[Record set — start]

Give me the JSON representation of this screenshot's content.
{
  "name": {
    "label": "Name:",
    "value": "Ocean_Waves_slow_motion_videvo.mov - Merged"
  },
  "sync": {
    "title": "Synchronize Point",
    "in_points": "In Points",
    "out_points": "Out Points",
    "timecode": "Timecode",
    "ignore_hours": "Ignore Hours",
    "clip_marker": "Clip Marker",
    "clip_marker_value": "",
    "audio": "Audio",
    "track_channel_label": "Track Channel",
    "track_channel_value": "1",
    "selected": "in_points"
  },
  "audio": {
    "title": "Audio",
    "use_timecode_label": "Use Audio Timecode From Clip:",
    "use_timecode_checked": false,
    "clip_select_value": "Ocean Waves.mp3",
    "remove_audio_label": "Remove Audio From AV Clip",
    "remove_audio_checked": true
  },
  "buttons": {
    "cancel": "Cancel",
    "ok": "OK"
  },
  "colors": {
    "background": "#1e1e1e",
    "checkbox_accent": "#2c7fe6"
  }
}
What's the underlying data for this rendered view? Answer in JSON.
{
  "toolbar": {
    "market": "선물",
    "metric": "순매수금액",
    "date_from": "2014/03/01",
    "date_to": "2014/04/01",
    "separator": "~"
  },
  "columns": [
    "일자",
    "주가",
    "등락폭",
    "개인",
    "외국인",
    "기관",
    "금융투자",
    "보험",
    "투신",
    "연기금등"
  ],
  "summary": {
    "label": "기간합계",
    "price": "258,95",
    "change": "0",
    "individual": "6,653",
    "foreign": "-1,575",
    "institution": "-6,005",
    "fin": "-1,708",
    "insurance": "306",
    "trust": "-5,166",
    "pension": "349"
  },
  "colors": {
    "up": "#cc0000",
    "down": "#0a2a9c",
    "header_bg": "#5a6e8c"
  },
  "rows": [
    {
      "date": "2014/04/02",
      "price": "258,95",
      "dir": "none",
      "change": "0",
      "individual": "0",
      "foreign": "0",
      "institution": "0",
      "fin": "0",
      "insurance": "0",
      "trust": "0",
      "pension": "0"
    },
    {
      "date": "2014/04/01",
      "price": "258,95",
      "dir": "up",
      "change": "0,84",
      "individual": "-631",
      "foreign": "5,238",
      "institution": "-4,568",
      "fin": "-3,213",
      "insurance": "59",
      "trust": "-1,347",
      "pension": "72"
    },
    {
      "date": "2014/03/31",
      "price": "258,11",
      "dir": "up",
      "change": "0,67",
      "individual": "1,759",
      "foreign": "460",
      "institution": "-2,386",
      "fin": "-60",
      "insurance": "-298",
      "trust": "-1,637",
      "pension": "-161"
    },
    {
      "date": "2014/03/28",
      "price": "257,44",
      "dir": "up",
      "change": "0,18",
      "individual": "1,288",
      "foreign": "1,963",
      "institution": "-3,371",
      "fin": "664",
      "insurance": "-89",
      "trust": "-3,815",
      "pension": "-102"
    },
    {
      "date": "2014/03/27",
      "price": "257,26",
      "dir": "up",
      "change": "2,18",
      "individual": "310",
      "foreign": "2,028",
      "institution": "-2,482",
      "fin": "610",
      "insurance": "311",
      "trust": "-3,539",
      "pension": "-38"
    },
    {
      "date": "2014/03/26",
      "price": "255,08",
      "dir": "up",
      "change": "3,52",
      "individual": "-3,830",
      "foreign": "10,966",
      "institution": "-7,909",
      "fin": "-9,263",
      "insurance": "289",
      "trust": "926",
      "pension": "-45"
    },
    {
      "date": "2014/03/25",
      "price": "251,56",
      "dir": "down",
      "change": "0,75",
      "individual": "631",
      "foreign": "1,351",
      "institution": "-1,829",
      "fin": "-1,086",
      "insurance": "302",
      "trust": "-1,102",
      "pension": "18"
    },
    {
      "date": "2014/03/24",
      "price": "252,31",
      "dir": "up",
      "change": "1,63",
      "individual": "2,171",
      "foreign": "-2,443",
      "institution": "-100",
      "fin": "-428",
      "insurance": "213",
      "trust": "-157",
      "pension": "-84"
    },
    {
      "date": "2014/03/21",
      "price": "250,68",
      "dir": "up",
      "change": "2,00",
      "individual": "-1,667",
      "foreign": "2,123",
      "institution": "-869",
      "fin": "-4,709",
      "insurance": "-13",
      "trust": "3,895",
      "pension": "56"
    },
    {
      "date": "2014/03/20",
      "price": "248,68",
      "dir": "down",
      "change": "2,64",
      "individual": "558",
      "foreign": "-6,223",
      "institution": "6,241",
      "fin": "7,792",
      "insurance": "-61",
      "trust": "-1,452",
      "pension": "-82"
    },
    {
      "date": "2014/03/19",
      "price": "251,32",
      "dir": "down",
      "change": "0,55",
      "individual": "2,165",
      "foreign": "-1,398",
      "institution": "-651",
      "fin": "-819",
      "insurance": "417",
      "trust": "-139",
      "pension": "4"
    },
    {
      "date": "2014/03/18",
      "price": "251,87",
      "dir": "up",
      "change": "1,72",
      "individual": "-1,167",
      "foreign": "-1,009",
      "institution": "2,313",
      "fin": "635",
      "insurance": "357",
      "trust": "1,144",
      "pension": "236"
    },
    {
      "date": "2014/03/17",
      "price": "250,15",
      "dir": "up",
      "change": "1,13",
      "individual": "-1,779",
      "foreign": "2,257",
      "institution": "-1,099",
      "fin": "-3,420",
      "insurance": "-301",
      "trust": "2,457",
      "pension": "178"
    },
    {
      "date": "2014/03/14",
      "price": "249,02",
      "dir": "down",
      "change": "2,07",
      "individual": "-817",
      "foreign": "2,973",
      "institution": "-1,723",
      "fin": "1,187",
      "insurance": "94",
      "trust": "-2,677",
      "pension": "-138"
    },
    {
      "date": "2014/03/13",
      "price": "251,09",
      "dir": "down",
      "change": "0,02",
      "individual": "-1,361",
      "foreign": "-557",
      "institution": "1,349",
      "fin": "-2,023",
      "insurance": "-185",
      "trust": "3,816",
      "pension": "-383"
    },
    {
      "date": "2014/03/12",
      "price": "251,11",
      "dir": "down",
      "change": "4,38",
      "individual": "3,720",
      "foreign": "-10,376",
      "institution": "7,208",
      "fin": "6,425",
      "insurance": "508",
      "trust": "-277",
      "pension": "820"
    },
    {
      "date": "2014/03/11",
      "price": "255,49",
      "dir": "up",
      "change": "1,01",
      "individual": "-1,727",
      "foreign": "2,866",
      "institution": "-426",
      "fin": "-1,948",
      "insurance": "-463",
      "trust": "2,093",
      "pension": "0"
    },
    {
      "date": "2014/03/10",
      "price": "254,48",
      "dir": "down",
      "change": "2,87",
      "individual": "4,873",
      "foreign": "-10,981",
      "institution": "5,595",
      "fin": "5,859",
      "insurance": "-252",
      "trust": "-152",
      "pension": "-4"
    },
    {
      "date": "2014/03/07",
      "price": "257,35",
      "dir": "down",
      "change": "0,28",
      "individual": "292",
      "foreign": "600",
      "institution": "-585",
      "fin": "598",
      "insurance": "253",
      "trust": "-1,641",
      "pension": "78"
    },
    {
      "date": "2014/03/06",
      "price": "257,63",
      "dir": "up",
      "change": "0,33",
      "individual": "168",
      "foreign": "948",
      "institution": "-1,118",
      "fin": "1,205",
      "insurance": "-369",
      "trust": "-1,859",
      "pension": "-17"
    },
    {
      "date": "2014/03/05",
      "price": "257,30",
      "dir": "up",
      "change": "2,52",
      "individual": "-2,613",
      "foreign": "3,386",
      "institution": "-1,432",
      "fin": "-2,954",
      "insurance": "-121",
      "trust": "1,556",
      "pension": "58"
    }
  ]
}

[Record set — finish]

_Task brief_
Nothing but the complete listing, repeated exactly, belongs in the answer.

_Response below_
Give me the JSON representation of this screenshot's content.
{
  "name": {
    "label": "Name:",
    "value": "Ocean_Waves_slow_motion_videvo.mov - Merged"
  },
  "sync": {
    "title": "Synchronize Point",
    "in_points": "In Points",
    "out_points": "Out Points",
    "timecode": "Timecode",
    "ignore_hours": "Ignore Hours",
    "clip_marker": "Clip Marker",
    "clip_marker_value": "",
    "audio": "Audio",
    "track_channel_label": "Track Channel",
    "track_channel_value": "1",
    "selected": "in_points"
  },
  "audio": {
    "title": "Audio",
    "use_timecode_label": "Use Audio Timecode From Clip:",
    "use_timecode_checked": false,
    "clip_select_value": "Ocean Waves.mp3",
    "remove_audio_label": "Remove Audio From AV Clip",
    "remove_audio_checked": true
  },
  "buttons": {
    "cancel": "Cancel",
    "ok": "OK"
  },
  "colors": {
    "background": "#1e1e1e",
    "checkbox_accent": "#2c7fe6"
  }
}
What's the underlying data for this rendered view? Answer in JSON.
{
  "toolbar": {
    "market": "선물",
    "metric": "순매수금액",
    "date_from": "2014/03/01",
    "date_to": "2014/04/01",
    "separator": "~"
  },
  "columns": [
    "일자",
    "주가",
    "등락폭",
    "개인",
    "외국인",
    "기관",
    "금융투자",
    "보험",
    "투신",
    "연기금등"
  ],
  "summary": {
    "label": "기간합계",
    "price": "258,95",
    "change": "0",
    "individual": "6,653",
    "foreign": "-1,575",
    "institution": "-6,005",
    "fin": "-1,708",
    "insurance": "306",
    "trust": "-5,166",
    "pension": "349"
  },
  "colors": {
    "up": "#cc0000",
    "down": "#0a2a9c",
    "header_bg": "#5a6e8c"
  },
  "rows": [
    {
      "date": "2014/04/02",
      "price": "258,95",
      "dir": "none",
      "change": "0",
      "individual": "0",
      "foreign": "0",
      "institution": "0",
      "fin": "0",
      "insurance": "0",
      "trust": "0",
      "pension": "0"
    },
    {
      "date": "2014/04/01",
      "price": "258,95",
      "dir": "up",
      "change": "0,84",
      "individual": "-631",
      "foreign": "5,238",
      "institution": "-4,568",
      "fin": "-3,213",
      "insurance": "59",
      "trust": "-1,347",
      "pension": "72"
    },
    {
      "date": "2014/03/31",
      "price": "258,11",
      "dir": "up",
      "change": "0,67",
      "individual": "1,759",
      "foreign": "460",
      "institution": "-2,386",
      "fin": "-60",
      "insurance": "-298",
      "trust": "-1,637",
      "pension": "-161"
    },
    {
      "date": "2014/03/28",
      "price": "257,44",
      "dir": "up",
      "change": "0,18",
      "individual": "1,288",
      "foreign": "1,963",
      "institution": "-3,371",
      "fin": "664",
      "insurance": "-89",
      "trust": "-3,815",
      "pension": "-102"
    },
    {
      "date": "2014/03/27",
      "price": "257,26",
      "dir": "up",
      "change": "2,18",
      "individual": "310",
      "foreign": "2,028",
      "institution": "-2,482",
      "fin": "610",
      "insurance": "311",
      "trust": "-3,539",
      "pension": "-38"
    },
    {
      "date": "2014/03/26",
      "price": "255,08",
      "dir": "up",
      "change": "3,52",
      "individual": "-3,830",
      "foreign": "10,966",
      "institution": "-7,909",
      "fin": "-9,263",
      "insurance": "289",
      "trust": "926",
      "pension": "-45"
    },
    {
      "date": "2014/03/25",
      "price": "251,56",
      "dir": "down",
      "change": "0,75",
      "individual": "631",
      "foreign": "1,351",
      "institution": "-1,829",
      "fin": "-1,086",
      "insurance": "302",
      "trust": "-1,102",
      "pension": "18"
    },
    {
      "date": "2014/03/24",
      "price": "252,31",
      "dir": "up",
      "change": "1,63",
      "individual": "2,171",
      "foreign": "-2,443",
      "institution": "-100",
      "fin": "-428",
      "insurance": "213",
      "trust": "-157",
      "pension": "-84"
    },
    {
      "date": "2014/03/21",
      "price": "250,68",
      "dir": "up",
      "change": "2,00",
      "individual": "-1,667",
      "foreign": "2,123",
      "institution": "-869",
      "fin": "-4,709",
      "insurance": "-13",
      "trust": "3,895",
      "pension": "56"
    },
    {
      "date": "2014/03/20",
      "price": "248,68",
      "dir": "down",
      "change": "2,64",
      "individual": "558",
      "foreign": "-6,223",
      "institution": "6,241",
      "fin": "7,792",
      "insurance": "-61",
      "trust": "-1,452",
      "pension": "-82"
    },
    {
      "date": "2014/03/19",
      "price": "251,32",
      "dir": "down",
      "change": "0,55",
      "individual": "2,165",
      "foreign": "-1,398",
      "institution": "-651",
      "fin": "-819",
      "insurance": "417",
      "trust": "-139",
      "pension": "4"
    },
    {
      "date": "2014/03/18",
      "price": "251,87",
      "dir": "up",
      "change": "1,72",
      "individual": "-1,167",
      "foreign": "-1,009",
      "institution": "2,313",
      "fin": "635",
      "insurance": "357",
      "trust": "1,144",
      "pension": "236"
    },
    {
      "date": "2014/03/17",
      "price": "250,15",
      "dir": "up",
      "change": "1,13",
      "individual": "-1,779",
      "foreign": "2,257",
      "institution": "-1,099",
      "fin": "-3,420",
      "insurance": "-301",
      "trust": "2,457",
      "pension": "178"
    },
    {
      "date": "2014/03/14",
      "price": "249,02",
      "dir": "down",
      "change": "2,07",
      "individual": "-817",
      "foreign": "2,973",
      "institution": "-1,723",
      "fin": "1,187",
      "insurance": "94",
      "trust": "-2,677",
      "pension": "-138"
    },
    {
      "date": "2014/03/13",
      "price": "251,09",
      "dir": "down",
      "change": "0,02",
      "individual": "-1,361",
      "foreign": "-557",
      "institution": "1,349",
      "fin": "-2,023",
      "insurance": "-185",
      "trust": "3,816",
      "pension": "-383"
    },
    {
      "date": "2014/03/12",
      "price": "251,11",
      "dir": "down",
      "change": "4,38",
      "individual": "3,720",
      "foreign": "-10,376",
      "institution": "7,208",
      "fin": "6,425",
      "insurance": "508",
      "trust": "-277",
      "pension": "820"
    },
    {
      "date": "2014/03/11",
      "price": "255,49",
      "dir": "up",
      "change": "1,01",
      "individual": "-1,727",
      "foreign": "2,866",
      "institution": "-426",
      "fin": "-1,948",
      "insurance": "-463",
      "trust": "2,093",
      "pension": "0"
    },
    {
      "date": "2014/03/10",
      "price": "254,48",
      "dir": "down",
      "change": "2,87",
      "individual": "4,873",
      "foreign": "-10,981",
      "institution": "5,595",
      "fin": "5,859",
      "insurance": "-252",
      "trust": "-152",
      "pension": "-4"
    },
    {
      "date": "2014/03/07",
      "price": "257,35",
      "dir": "down",
      "change": "0,28",
      "individual": "292",
      "foreign": "600",
      "institution": "-585",
      "fin": "598",
      "insurance": "253",
      "trust": "-1,641",
      "pension": "78"
    },
    {
      "date": "2014/03/06",
      "price": "257,63",
      "dir": "up",
      "change": "0,33",
      "individual": "168",
      "foreign": "948",
      "institution": "-1,118",
      "fin": "1,205",
      "insurance": "-369",
      "trust": "-1,859",
      "pension": "-17"
    },
    {
      "date": "2014/03/05",
      "price": "257,30",
      "dir": "up",
      "change": "2,52",
      "individual": "-2,613",
      "foreign": "3,386",
      "institution": "-1,432",
      "fin": "-2,954",
      "insurance": "-121",
      "trust": "1,556",
      "pension": "58"
    }
  ]
}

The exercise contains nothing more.